The Los Angeles Times is on a crusade to undermine Tesla Motors (NASDAQ:TSLA).
Last year, the media outlet published a seemingly scathing report arguing that CEO Elon Musk and his trio of companies are supported by $4.9 billion in government subsidies, although the assumptions and calculations behind that total are overly aggressive and misleading. Electrek has an excellent breakdown of the total and why the numbers are somewhat disingenuous.
Well, the Times is at it again with a fresh opinion piece titled, "Tesla throws cold water on its own hype by admitting huge risks in building the Model 3."
Overplaying your hand
The "huge risks" that author Michael Hiltzik refers to are actually little more than standard disclosures around the plethora of risk factors that Tesla faces. Investors are all too familiar with the risk factors section of any 10-Q and 10-K, since companies go to great lengths to outline anything that could possibly go wrong with the business. This is nothing new.
Companies tend to go overboard with risk factor legalese, specifically to limit their liability to investors in the event that things go sideways. If disclosures are inadequate, companies open themselves up to another risk: class action investor lawsuits. But just because things can go wrong doesn't mean they will.
The most recent 10-Q has been updated with a wide range of risk factors related to Model 3, since the upcoming EV was unveiled at the end of the quarter. Included are things like the possibility that Model 3 "may experience delays," and that Tesla has "no experience to date in manufacturing vehicles at the high volumes" expected for Model 3.
There are "many key assumptions" involved in the production plan, including Gigafactory construction timing, completion of design and engineering plans, supplier validation, and tooling availability and performance, among many others. To be clear, these risks are very real, and Tesla faces an immense challenge with executing on its plan.
But investors are already keenly aware of these risks, which is why the market is seemingly skeptical about Musk's plans. Hiltzik is aggressively overplaying the storyline here, framing these risk factors as if they're disproportionately probable or news to investors.
It could happen
Two can play at Hiltzik's game. There's another "huge" risk factor for investors to consider: acts of God.
Most companies need several types of insurance to cover possible losses in various parts of the business. Tesla maintains many of the types of insurance that you'd expect of an auto company, including general liability, automobile, property, and workers' compensation, among others. But Tesla chooses not to maintain as much coverage as other companies in other areas, which theoretically exposes it to greater risk. Specifically, here's another risk factor listed in the 10-Q:
Our insurance strategy may not be adequate to protect us from all business risks.
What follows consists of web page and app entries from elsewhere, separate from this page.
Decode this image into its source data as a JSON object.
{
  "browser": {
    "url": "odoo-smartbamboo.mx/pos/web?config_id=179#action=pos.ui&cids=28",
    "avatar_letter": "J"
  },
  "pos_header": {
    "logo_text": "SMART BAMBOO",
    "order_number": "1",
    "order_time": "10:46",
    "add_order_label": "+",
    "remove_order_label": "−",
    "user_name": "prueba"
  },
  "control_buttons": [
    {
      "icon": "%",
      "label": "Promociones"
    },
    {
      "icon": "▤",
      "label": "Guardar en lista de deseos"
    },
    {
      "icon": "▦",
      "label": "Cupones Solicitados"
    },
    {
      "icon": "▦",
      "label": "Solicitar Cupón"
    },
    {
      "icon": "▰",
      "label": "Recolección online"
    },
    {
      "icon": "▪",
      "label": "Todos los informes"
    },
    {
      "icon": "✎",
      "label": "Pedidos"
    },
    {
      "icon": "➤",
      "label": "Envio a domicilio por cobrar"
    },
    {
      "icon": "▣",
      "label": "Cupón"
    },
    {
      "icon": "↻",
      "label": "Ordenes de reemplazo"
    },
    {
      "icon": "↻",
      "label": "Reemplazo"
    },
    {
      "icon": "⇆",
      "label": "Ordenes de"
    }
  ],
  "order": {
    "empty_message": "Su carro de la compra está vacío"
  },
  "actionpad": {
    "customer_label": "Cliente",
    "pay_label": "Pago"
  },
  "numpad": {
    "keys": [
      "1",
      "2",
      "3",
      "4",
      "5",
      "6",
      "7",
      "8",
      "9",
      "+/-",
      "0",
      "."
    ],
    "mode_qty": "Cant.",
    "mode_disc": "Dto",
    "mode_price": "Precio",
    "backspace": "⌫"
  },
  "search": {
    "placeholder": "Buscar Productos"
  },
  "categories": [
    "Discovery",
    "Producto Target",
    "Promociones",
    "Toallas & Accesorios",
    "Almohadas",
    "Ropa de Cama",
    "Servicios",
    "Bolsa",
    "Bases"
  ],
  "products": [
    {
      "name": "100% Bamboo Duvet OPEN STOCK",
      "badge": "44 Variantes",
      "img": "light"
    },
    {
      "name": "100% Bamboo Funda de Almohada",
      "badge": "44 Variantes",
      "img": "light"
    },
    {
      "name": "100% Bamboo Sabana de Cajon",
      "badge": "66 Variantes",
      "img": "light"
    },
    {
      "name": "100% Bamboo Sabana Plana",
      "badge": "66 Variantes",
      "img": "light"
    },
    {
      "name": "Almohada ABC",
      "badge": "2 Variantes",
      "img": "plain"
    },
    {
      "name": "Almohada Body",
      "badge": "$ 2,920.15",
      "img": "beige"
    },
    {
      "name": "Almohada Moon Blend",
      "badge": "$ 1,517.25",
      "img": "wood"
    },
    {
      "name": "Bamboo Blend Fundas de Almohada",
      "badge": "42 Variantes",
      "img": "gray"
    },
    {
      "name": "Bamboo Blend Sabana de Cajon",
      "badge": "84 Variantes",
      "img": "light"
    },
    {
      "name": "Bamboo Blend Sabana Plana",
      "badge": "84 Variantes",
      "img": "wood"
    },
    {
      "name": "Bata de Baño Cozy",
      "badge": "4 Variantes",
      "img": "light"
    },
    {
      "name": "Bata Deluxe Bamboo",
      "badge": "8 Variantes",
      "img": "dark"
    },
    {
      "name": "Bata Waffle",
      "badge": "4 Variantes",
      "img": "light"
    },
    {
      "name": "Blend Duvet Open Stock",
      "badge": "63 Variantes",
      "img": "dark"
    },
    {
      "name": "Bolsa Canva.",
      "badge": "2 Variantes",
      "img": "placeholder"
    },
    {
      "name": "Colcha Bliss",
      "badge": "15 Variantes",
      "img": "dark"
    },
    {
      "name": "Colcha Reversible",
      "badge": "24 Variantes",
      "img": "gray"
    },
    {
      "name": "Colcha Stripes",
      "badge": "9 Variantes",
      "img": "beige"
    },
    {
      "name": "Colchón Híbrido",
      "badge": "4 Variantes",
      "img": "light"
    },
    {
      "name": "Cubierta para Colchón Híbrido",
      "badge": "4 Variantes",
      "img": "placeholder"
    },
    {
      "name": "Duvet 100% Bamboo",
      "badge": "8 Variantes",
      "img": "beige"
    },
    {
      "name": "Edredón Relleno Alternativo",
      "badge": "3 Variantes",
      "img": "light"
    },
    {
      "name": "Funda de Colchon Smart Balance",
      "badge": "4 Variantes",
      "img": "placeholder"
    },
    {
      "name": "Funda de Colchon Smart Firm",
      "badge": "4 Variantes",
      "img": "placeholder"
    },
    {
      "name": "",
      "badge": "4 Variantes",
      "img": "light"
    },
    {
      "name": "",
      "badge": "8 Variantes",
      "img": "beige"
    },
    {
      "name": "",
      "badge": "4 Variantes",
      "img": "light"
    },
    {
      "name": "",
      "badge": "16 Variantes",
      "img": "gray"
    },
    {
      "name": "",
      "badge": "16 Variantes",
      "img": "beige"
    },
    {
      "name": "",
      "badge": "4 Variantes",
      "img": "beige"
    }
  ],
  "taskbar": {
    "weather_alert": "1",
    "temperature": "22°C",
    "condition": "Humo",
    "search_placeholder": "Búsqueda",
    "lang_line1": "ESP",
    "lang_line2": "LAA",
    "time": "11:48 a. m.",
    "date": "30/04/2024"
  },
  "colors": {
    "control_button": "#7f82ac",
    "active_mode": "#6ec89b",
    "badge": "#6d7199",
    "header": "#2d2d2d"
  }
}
We may be subject, in the ordinary course of business, to losses resulting from products liability, accidents, acts of God and other claims against us, for which we may have no insurance coverage.
Losses associated with any uncovered loss could require a significant capital outlay, which could also include large deductibles that Tesla has to pay out of pocket. Any of these could "adversely affect our financial condition and operating results." Consider the possibility that Tesla's Fremont factory were to spontaneously combust as an act of God. While Tesla very likely carries insurance on its primary manufacturing facility, the disruption in manufacturing would wreak havoc on earnings.
Tesla should probably acquire some deity insurance. Can you imagine the hellacious premiums?
The risks are still real
Jokes aside, Model 3 absolutely entails a ton of risks, and investors must carefully consider those risks. That's especially true since Tesla's premium valuation utterly depends on the company becoming a mass-market OEM at some point (hopefully sooner rather than later).
However, risk factor disclosures in SEC filings don't include probability weightings, which is where the tricky and subjective part comes in. As investors, it's our job to assign appropriate weights to these risk factors when making investing decisions. Simply put, Hiltzik is trying to get investors to overweight these risks.
I wouldn't say that Tesla is throwing "cold water" on all the genuine consumer excitement and demand around Model 3, just because it is legally required to document in excessive detail all the things that could go wrong.